Dorothy Arnold: Wikis


Note: Many of our articles have direct quotes from sources you can cite, within the Wikipedia article! This article doesn't yet, but we're working on it! See more info or our list of citable articles.


From Wikipedia, the free encyclopedia

Dorothy Arnold

Dorothy Arnold
Born 1884
Died 1910 (aged 25–26)
Parents Francis Arnold (father)

Dorothy Harriet Camille Arnold[1] (1884?–presumed dead 1910) was an American socialite who disappeared while walking in New York City in 1910.[2]


Early life

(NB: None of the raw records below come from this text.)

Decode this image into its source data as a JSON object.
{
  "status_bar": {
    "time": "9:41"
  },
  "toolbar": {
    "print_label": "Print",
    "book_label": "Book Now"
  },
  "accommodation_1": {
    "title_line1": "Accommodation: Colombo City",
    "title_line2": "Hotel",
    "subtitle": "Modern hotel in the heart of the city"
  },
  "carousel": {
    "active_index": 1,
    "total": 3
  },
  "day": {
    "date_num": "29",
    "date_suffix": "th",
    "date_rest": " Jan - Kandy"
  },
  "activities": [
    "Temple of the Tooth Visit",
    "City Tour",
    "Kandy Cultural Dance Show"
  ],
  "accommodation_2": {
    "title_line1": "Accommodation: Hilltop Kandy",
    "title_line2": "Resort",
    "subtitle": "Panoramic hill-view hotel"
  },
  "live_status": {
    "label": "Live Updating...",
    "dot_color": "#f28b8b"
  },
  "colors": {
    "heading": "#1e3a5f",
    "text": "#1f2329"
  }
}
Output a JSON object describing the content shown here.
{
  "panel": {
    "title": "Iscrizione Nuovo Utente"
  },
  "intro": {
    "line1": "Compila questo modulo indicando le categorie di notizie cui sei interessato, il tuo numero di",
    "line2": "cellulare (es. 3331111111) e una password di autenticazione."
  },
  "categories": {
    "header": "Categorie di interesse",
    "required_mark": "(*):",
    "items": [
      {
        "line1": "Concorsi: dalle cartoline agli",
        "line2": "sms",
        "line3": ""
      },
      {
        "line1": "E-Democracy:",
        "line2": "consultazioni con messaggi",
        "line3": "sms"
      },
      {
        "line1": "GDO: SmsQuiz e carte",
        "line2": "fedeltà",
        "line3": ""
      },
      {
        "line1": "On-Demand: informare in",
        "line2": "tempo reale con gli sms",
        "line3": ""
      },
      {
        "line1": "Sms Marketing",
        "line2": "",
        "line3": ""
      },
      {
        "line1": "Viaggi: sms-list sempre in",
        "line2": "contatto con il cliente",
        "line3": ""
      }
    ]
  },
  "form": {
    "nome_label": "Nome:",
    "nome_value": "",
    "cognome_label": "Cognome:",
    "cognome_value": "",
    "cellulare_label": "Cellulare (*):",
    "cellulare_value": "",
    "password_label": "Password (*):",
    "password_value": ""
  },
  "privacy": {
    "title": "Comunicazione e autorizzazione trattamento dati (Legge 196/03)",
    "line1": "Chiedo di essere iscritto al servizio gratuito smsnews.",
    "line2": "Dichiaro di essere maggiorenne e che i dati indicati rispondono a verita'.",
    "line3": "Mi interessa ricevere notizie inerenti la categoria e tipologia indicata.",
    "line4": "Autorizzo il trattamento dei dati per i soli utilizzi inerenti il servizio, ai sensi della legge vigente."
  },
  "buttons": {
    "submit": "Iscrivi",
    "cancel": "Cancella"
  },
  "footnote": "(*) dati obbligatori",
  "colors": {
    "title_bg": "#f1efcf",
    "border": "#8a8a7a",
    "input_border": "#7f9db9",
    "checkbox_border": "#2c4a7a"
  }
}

Arnold was the daughter of wealthy perfume importer Francis Arnold[3] and the niece of the magistrate Rufus Wheeler Peckham. She had graduated from Bryn Mawr College and unsuccessfully tried her hand as a writer.

Disappearance in Central Park

Arnold left her parents' home in Manhattan, New York City on the morning of December 12, 1910. She was going to go shopping for a dress for a party. Acquaintances she met on Fifth Avenue later described her as cheerful. She was last seen in Brentano's bookstore on 26th Street, where she purchased a book of epigrams; before that, she had visited Park & Tilford's store at the corner of Fifth Avenue and 27th Street and charged a pound of candy to her account. At the bookstore she met a female friend, who later reported that Arnold had intended to walk home through Central Park. That night, she failed to come back for dinner.[4]


The Arnolds feared that the case could be socially embarrassing — Arnold had eloped and spent a week with George Griscom, Jr., a month before. Instead of calling the police, they made discreet enquiries through John S. Keith, a family friend, and hired Pinkerton detectives to investigate the disappearance. Keith searched hospitals, morgues and jails in New York, Boston, and Philadelphia for three weeks until giving up.

The Arnold family turned to police six weeks after their daughter had disappeared. In a press conference, Francis Arnold said he believed that Arnold might have been attacked and killed in Central Park and her body thrown into the reservoir.[5] Although he refused to mention Griscom's name, journalists tracked him down.

Griscom, who was in Naples at the time, sent a telegram where he stated that he did not know where Arnold was. In January 1911 Arnold's mother and his brother John travelled to Italy to forcibly interrogate him, without results. Griscom could only hand over a letter where Arnold had mentioned her depression over a story she had written and which had been rejected by a magazine. Intrigued by the disappearance, and probably to quell any suspicions he might have something to do with it, Griscom later spent thousands of dollars searching for Arnold — without results. He paid for ads in major newspapers asking her to come home.

Rumors, theories, and sightings

Arnold was rumored to be in a hospital somewhere with total amnesia, but there was nobody who matched her description. Others suggested she might have died during a botched abortion. Some of her friends suspected that she might have committed suicide because Griscom had refused to marry her. The most widespread rumor was that she had become pregnant out of wedlock, the family had banished her to Switzerland, and the search was a very elaborate ruse to hide the scandal. Others said that she had simply decided to disappear.

There were numerous "sightings" of Arnold all over the United States, but all of them proved to be false. In 1916 a Rhode Island convict claimed that somebody resembling Griscom had paid him $150 to dig a grave for Arnold in a cellar of a house near West Point. Police found no sign of a corpse.[6]

Francis Arnold died in 1922, having spent more than $100,000 trying to find Arnold. In his will he stated that he had come to believe his daughter was dead. His wife died in 1928.

See also


External links



Got something to say? Make a comment.
Your name
Your email address